* **Task**
Scan the records below and copy every line that contains the string "signal".

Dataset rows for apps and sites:
########################################

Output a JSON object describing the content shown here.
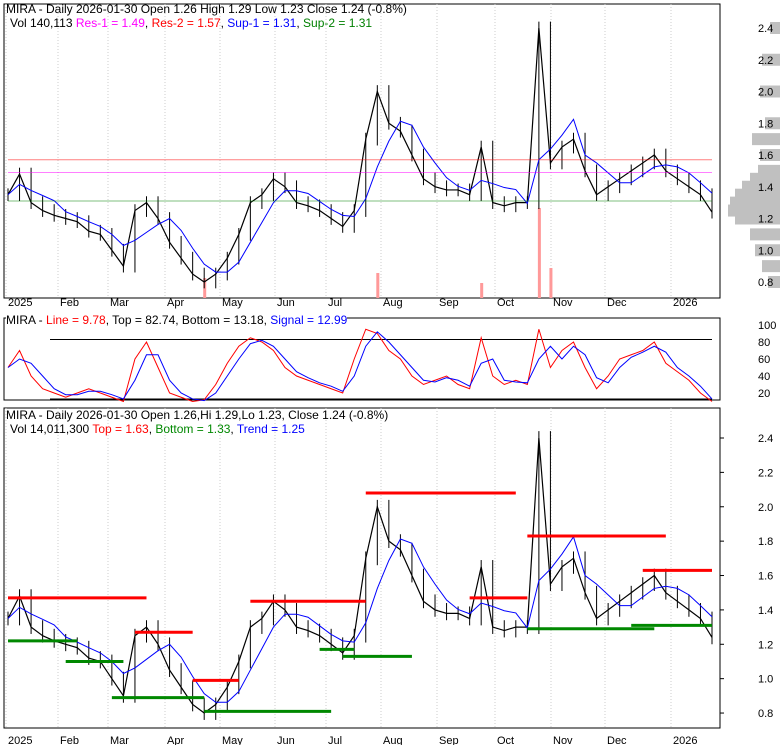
{
  "colors": {
    "price": "#000000",
    "res1": "#ff00ff",
    "res2": "#ff0000",
    "sup1": "#0000ff",
    "sup2": "#008000",
    "volume": "#ff9999",
    "profile": "#c0c0c0",
    "signal": "#0000ff",
    "line": "#ff0000"
  },
  "panel1": {
    "ticker": "MIRA",
    "line1": "MIRA - Daily 2026-01-30 Open 1.26  High 1.29  Low 1.23  Close 1.24 (-0.8%)",
    "vol": "Vol 140,113",
    "res1": "Res-1 = 1.49",
    "res2": "Res-2 = 1.57",
    "sup1": "Sup-1 = 1.31",
    "sup2": "Sup-2 = 1.31"
  },
  "panel2": {
    "prefix": "MIRA - ",
    "line": "Line = 9.78",
    "rest": ", Top = 82.74, Bottom = 13.18, ",
    "signal": "Signal = 12.99"
  },
  "panel3": {
    "line1": "MIRA - Daily 2026-01-30 Open 1.26,Hi 1.29,Lo 1.23, Close 1.24 (-0.8%)",
    "vol": "Vol 14,011,300",
    "top": "Top = 1.63",
    "bottom": "Bottom = 1.33",
    "trend": "Trend = 1.25"
  },
  "chart_data": {
    "type": "line",
    "x_labels": [
      "2025",
      "Feb",
      "Mar",
      "Apr",
      "May",
      "Jun",
      "Jul",
      "Aug",
      "Sep",
      "Oct",
      "Nov",
      "Dec",
      "2026"
    ],
    "price_ticks": [
      "2.4",
      "2.2",
      "2.0",
      "1.8",
      "1.6",
      "1.4",
      "1.2",
      "1.0",
      "0.8"
    ],
    "osc_ticks": [
      "100",
      "80",
      "60",
      "40",
      "20"
    ],
    "ylim": [
      0.75,
      2.45
    ],
    "close": [
      1.35,
      1.48,
      1.3,
      1.25,
      1.22,
      1.2,
      1.18,
      1.12,
      1.1,
      1.0,
      0.9,
      1.25,
      1.3,
      1.2,
      1.05,
      0.95,
      0.85,
      0.8,
      0.85,
      0.95,
      1.1,
      1.3,
      1.35,
      1.45,
      1.4,
      1.3,
      1.28,
      1.25,
      1.2,
      1.15,
      1.25,
      1.7,
      2.0,
      1.8,
      1.75,
      1.6,
      1.45,
      1.4,
      1.38,
      1.38,
      1.35,
      1.65,
      1.3,
      1.28,
      1.3,
      1.3,
      2.4,
      1.55,
      1.65,
      1.7,
      1.5,
      1.35,
      1.4,
      1.45,
      1.5,
      1.55,
      1.6,
      1.5,
      1.45,
      1.4,
      1.35,
      1.24
    ],
    "oscillator": [
      50,
      70,
      40,
      25,
      20,
      15,
      20,
      25,
      20,
      15,
      10,
      60,
      80,
      50,
      20,
      15,
      10,
      12,
      30,
      55,
      75,
      85,
      80,
      70,
      50,
      40,
      35,
      30,
      25,
      20,
      60,
      95,
      90,
      70,
      60,
      40,
      30,
      35,
      40,
      30,
      25,
      85,
      40,
      30,
      35,
      30,
      95,
      50,
      70,
      80,
      50,
      25,
      40,
      60,
      65,
      70,
      80,
      55,
      45,
      35,
      20,
      10
    ],
    "signal": [
      50,
      60,
      55,
      40,
      25,
      18,
      18,
      22,
      22,
      18,
      13,
      35,
      65,
      65,
      35,
      20,
      13,
      11,
      20,
      40,
      60,
      78,
      82,
      75,
      60,
      45,
      38,
      32,
      28,
      22,
      40,
      75,
      92,
      80,
      65,
      50,
      35,
      33,
      38,
      35,
      28,
      55,
      60,
      35,
      33,
      32,
      60,
      75,
      60,
      75,
      65,
      38,
      32,
      50,
      62,
      68,
      75,
      68,
      50,
      40,
      28,
      13
    ],
    "resistance_segments": [
      [
        0,
        12,
        1.47
      ],
      [
        11,
        16,
        1.27
      ],
      [
        16,
        20,
        0.99
      ],
      [
        21,
        31,
        1.45
      ],
      [
        31,
        44,
        2.08
      ],
      [
        40,
        45,
        1.47
      ],
      [
        45,
        57,
        1.83
      ],
      [
        55,
        61,
        1.63
      ]
    ],
    "support_segments": [
      [
        0,
        6,
        1.22
      ],
      [
        5,
        10,
        1.1
      ],
      [
        9,
        17,
        0.89
      ],
      [
        17,
        28,
        0.81
      ],
      [
        27,
        30,
        1.17
      ],
      [
        29,
        35,
        1.13
      ],
      [
        45,
        56,
        1.29
      ],
      [
        54,
        61,
        1.31
      ]
    ]
  }
}
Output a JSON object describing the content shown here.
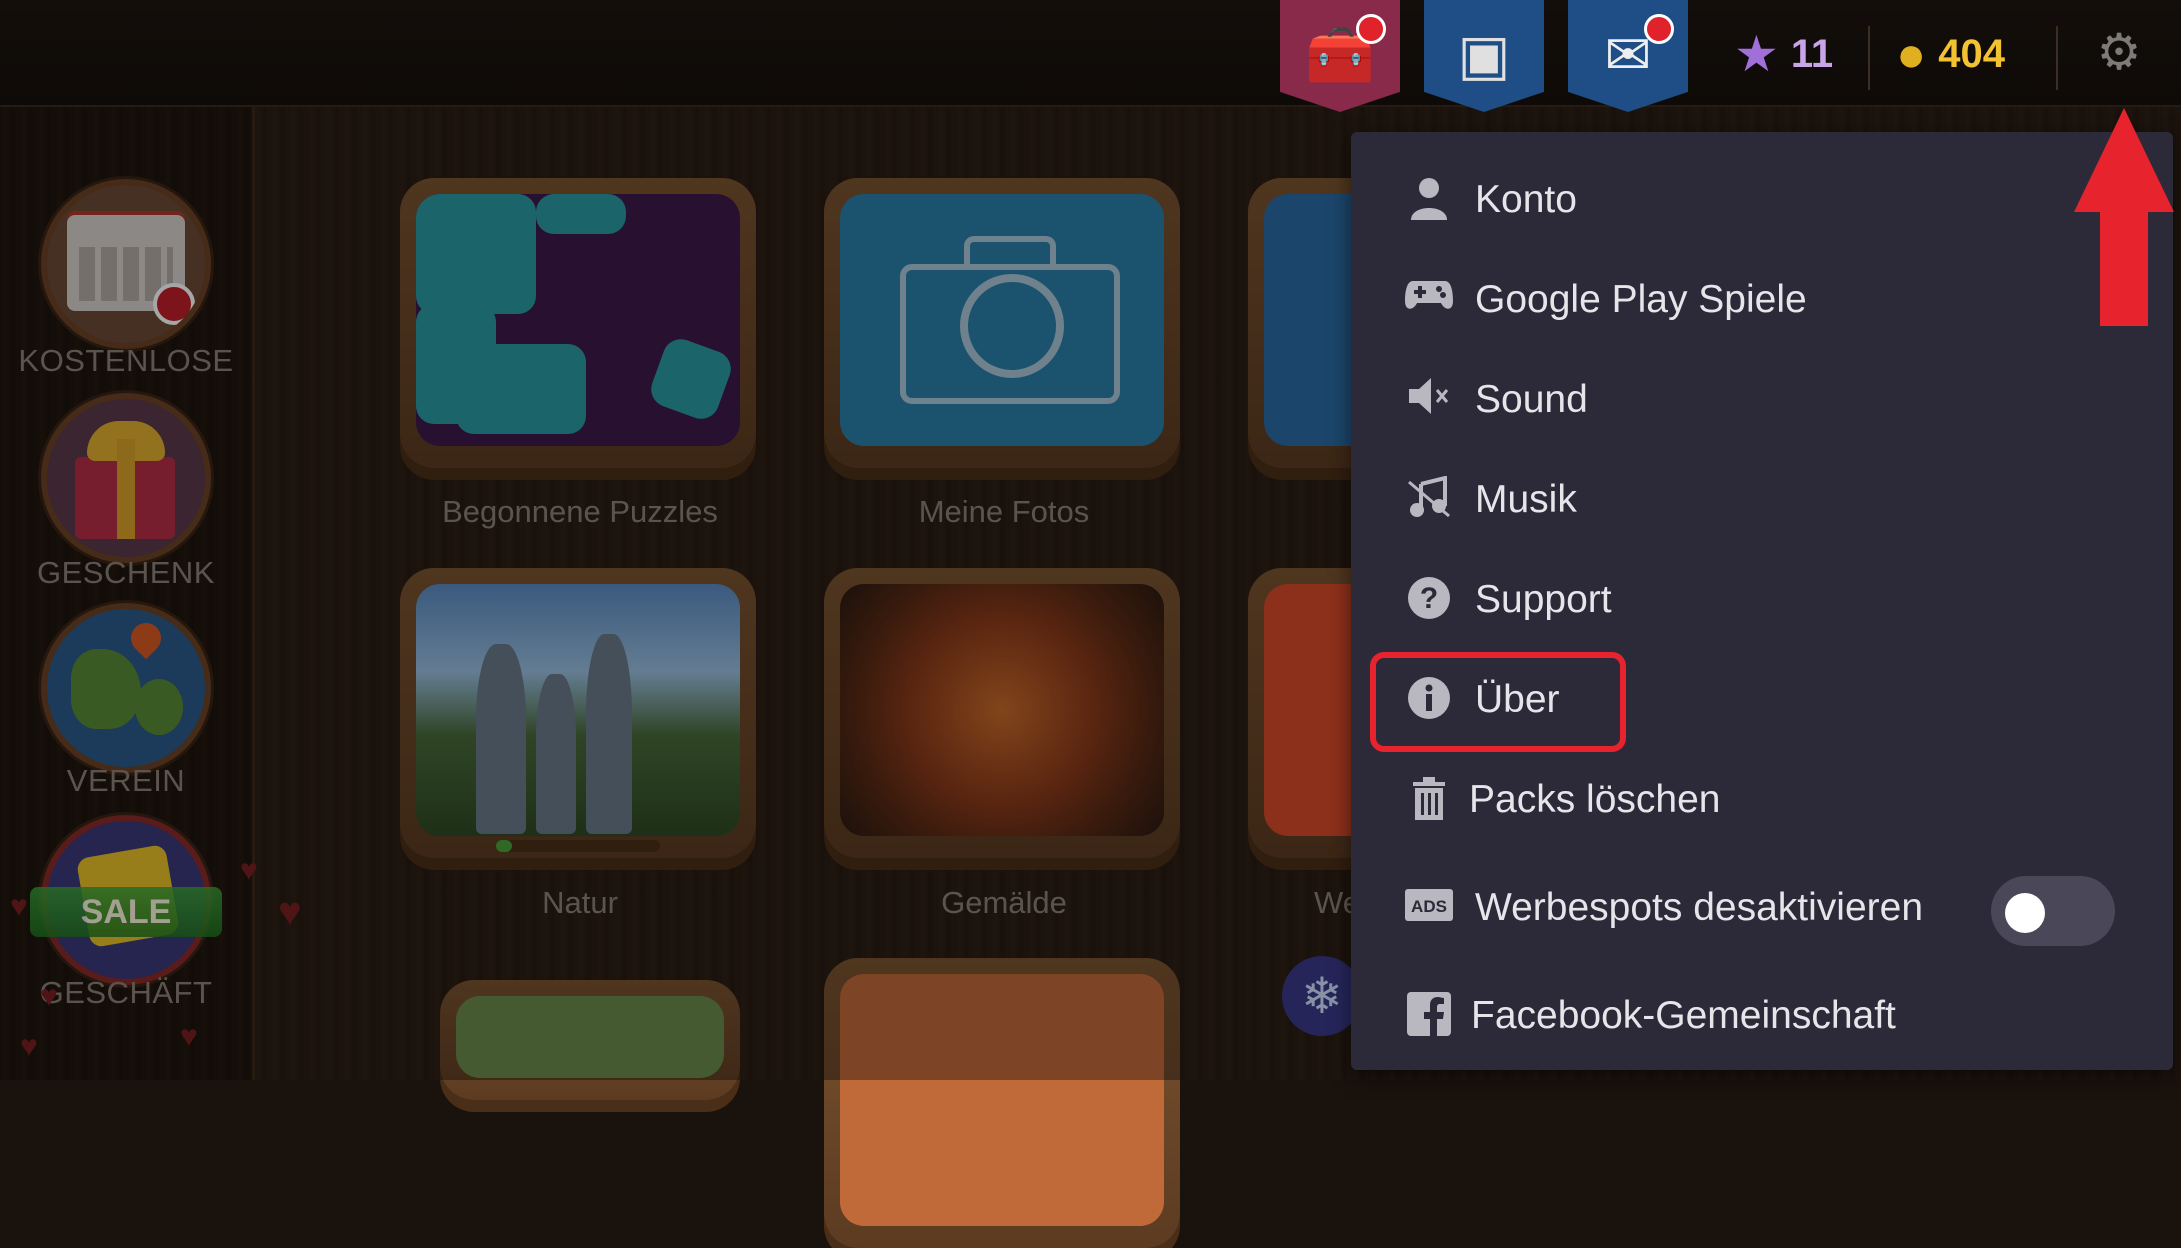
{
  "sidebar": {
    "items": [
      {
        "label": "KOSTENLOSE",
        "icon": "calendar-icon"
      },
      {
        "label": "GESCHENK",
        "icon": "gift-icon"
      },
      {
        "label": "VEREIN",
        "icon": "globe-icon"
      },
      {
        "label": "GESCHÄFT",
        "icon": "shop-puzzle-icon",
        "badge": "SALE"
      }
    ]
  },
  "tiles": [
    {
      "label": "Begonnene Puzzles"
    },
    {
      "label": "Meine Fotos"
    },
    {
      "label": "Natur",
      "progress": 0.1
    },
    {
      "label": "Gemälde"
    },
    {
      "label": "We"
    }
  ],
  "topbar": {
    "stars": "11",
    "coins": "404",
    "colors": {
      "stars": "#c9a5e8",
      "coins": "#f2c230"
    }
  },
  "menu": {
    "items": [
      {
        "label": "Konto",
        "icon": "person-icon"
      },
      {
        "label": "Google Play Spiele",
        "icon": "gamepad-icon"
      },
      {
        "label": "Sound",
        "icon": "speaker-muted-icon"
      },
      {
        "label": "Musik",
        "icon": "music-off-icon"
      },
      {
        "label": "Support",
        "icon": "help-icon"
      },
      {
        "label": "Über",
        "icon": "info-icon"
      },
      {
        "label": "Packs löschen",
        "icon": "trash-icon"
      },
      {
        "label": "Werbespots desaktivieren",
        "icon": "ads-icon",
        "toggle": false
      },
      {
        "label": "Facebook-Gemeinschaft",
        "icon": "facebook-icon"
      }
    ]
  },
  "annotation": {
    "highlight_color": "#e7232d"
  }
}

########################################

* **Response to the task**
    "signal": "#0000ff",
    "signal": "Signal = 12.99"
    "signal": [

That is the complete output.